In the US, since 2011, sunscreens need to pass a specific test to be allowed to carry a "Broad Spectrum" sun protection label. Sounds good - but can you trust this test?
The test is performed by the manufacturer and needs to be documented (in case you were wondering, FDA does not go out and test sunscreens for labelling purposes). The "Broad Spectrum" label test is a laboratory exercise, meaning that it is not performed with real humans in real life conditions. A certain amount of a product is applied to a standard plate with texture resembling skin, is exposed to an artificial source of the UVA radiation. The amount of radiation that passes through the plate with the sunscreen on is measured. Then, a point (a wavelength) at which 90% of the product's combined UVB and UVA absorption happens is determined, and it's called a "critical wavelength". If this point is at 370 nm or lower, the sunscreen passes the test and can carry the "Broad Spectrum" label.

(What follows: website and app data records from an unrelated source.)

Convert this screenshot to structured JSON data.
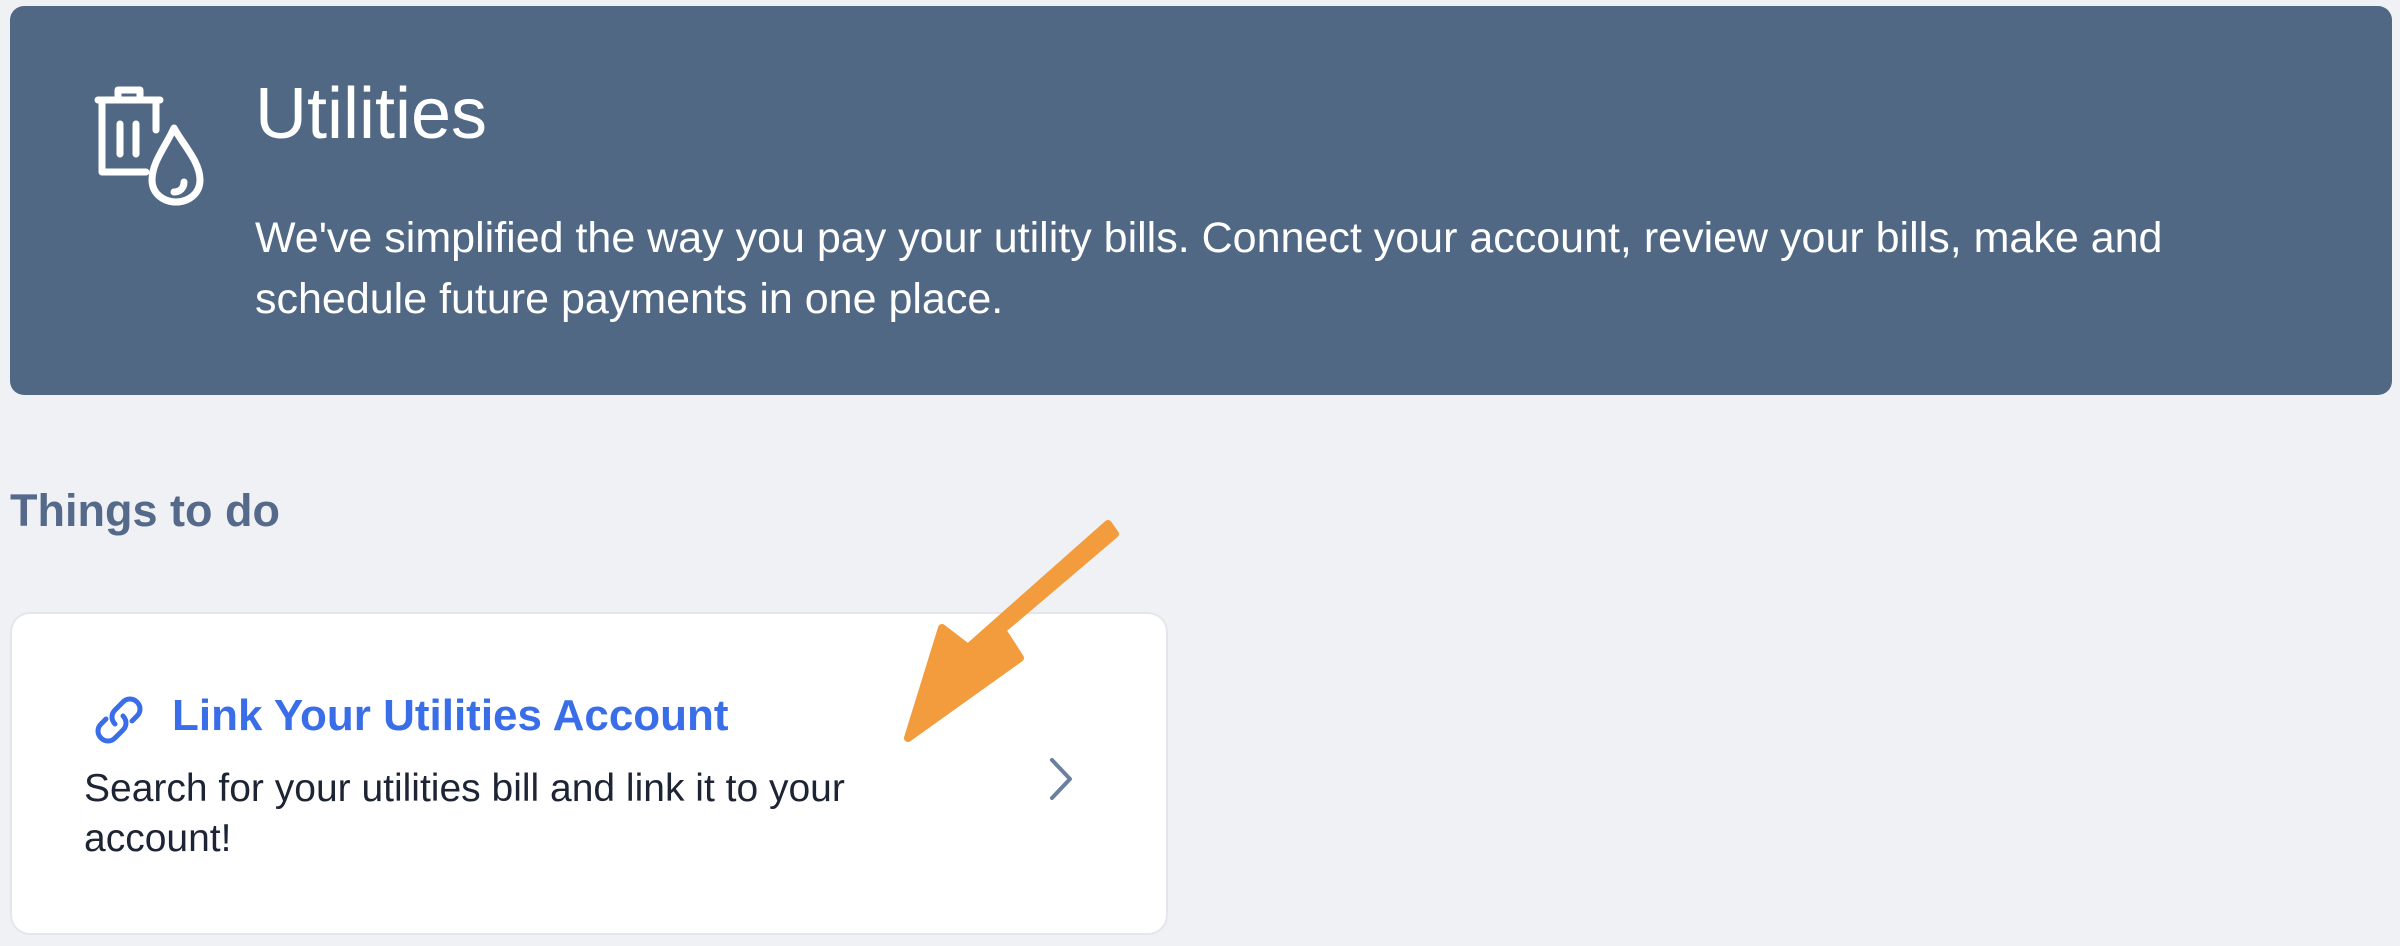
{
  "banner": {
    "icon": "utilities-trash-water-drop-icon",
    "title": "Utilities",
    "description": "We've simplified the way you pay your utility bills. Connect your account, review your bills, make and schedule future payments in one place."
  },
  "things_to_do": {
    "heading": "Things to do",
    "items": [
      {
        "icon": "link-icon",
        "title": "Link Your Utilities Account",
        "description": "Search for your utilities bill and link it to your account!",
        "action_icon": "chevron-right-icon"
      }
    ]
  },
  "annotation": {
    "icon": "orange-arrow-icon",
    "color": "#f39c3d"
  },
  "colors": {
    "banner_bg": "#506884",
    "page_bg": "#f0f1f5",
    "accent": "#3a6ee8",
    "section_heading": "#55698a"
  }
}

What the test checks in practice is whether the sunscreen offer some protection in the UVA range. It doesn't help to determine how much UVA protection is actually offered. Two sunscreens can have an identical "critical wavelength", and have an identical "Broad Spectrum" labeling, but one of them would let through about 15% of the radiation in the UVA long range, while the other one will expose the skin to double that amount (30%).
The other issue with the "Broad Spectrum" label testing procedure is that it renders different results based on how the sunscreen is applied to the plate. If a specific film pattern is formed (which happens a lot in practice), a sunscreen can get a "pass" score without offering a proper UVA protection in real life.
The bottom line: unfortunately, a "Broad Spectrum" label on US sunscreens does not guarantee a good level of UVA protection. This is why I recommend, in addition to opting for sunscreens with the "Broad Spectrum" label, check the specific UV filters the product uses. These are listed under "Active Ingredients" on the US sunscreen label. If you do not see either of the filters known to be effective in the UVA range (that is Zinc Oxide, Avobenzone, or Mexoryl SX (Terephthalylidene Dicamphor Sulfonic Acid) among the active ingredients. chances are high that this product does not offer a proper level of UVA protection.